How to complete this task
Your answer should be an exact copy of every record.

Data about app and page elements

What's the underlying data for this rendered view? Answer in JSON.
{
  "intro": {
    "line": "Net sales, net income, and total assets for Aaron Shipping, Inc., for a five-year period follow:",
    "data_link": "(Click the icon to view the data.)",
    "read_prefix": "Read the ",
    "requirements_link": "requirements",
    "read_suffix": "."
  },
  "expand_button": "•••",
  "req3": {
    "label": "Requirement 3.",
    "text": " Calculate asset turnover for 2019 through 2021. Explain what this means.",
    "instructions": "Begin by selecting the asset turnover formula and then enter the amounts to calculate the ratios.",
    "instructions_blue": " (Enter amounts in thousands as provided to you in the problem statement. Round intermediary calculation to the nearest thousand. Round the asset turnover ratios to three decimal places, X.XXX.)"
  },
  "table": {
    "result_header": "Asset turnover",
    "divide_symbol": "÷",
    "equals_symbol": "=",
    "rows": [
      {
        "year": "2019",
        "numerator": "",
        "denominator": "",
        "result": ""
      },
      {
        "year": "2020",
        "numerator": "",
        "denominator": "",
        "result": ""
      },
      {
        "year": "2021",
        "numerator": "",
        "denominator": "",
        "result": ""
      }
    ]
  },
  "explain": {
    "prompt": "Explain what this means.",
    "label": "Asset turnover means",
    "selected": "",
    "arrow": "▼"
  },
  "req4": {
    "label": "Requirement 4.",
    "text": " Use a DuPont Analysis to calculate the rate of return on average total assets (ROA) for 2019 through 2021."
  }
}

Answer section
What's the underlying data for this rendered view? Answer in JSON.
{
  "intro": {
    "line": "Net sales, net income, and total assets for Aaron Shipping, Inc., for a five-year period follow:",
    "data_link": "(Click the icon to view the data.)",
    "read_prefix": "Read the ",
    "requirements_link": "requirements",
    "read_suffix": "."
  },
  "expand_button": "•••",
  "req3": {
    "label": "Requirement 3.",
    "text": " Calculate asset turnover for 2019 through 2021. Explain what this means.",
    "instructions": "Begin by selecting the asset turnover formula and then enter the amounts to calculate the ratios.",
    "instructions_blue": " (Enter amounts in thousands as provided to you in the problem statement. Round intermediary calculation to the nearest thousand. Round the asset turnover ratios to three decimal places, X.XXX.)"
  },
  "table": {
    "result_header": "Asset turnover",
    "divide_symbol": "÷",
    "equals_symbol": "=",
    "rows": [
      {
        "year": "2019",
        "numerator": "",
        "denominator": "",
        "result": ""
      },
      {
        "year": "2020",
        "numerator": "",
        "denominator": "",
        "result": ""
      },
      {
        "year": "2021",
        "numerator": "",
        "denominator": "",
        "result": ""
      }
    ]
  },
  "explain": {
    "prompt": "Explain what this means.",
    "label": "Asset turnover means",
    "selected": "",
    "arrow": "▼"
  },
  "req4": {
    "label": "Requirement 4.",
    "text": " Use a DuPont Analysis to calculate the rate of return on average total assets (ROA) for 2019 through 2021."
  }
}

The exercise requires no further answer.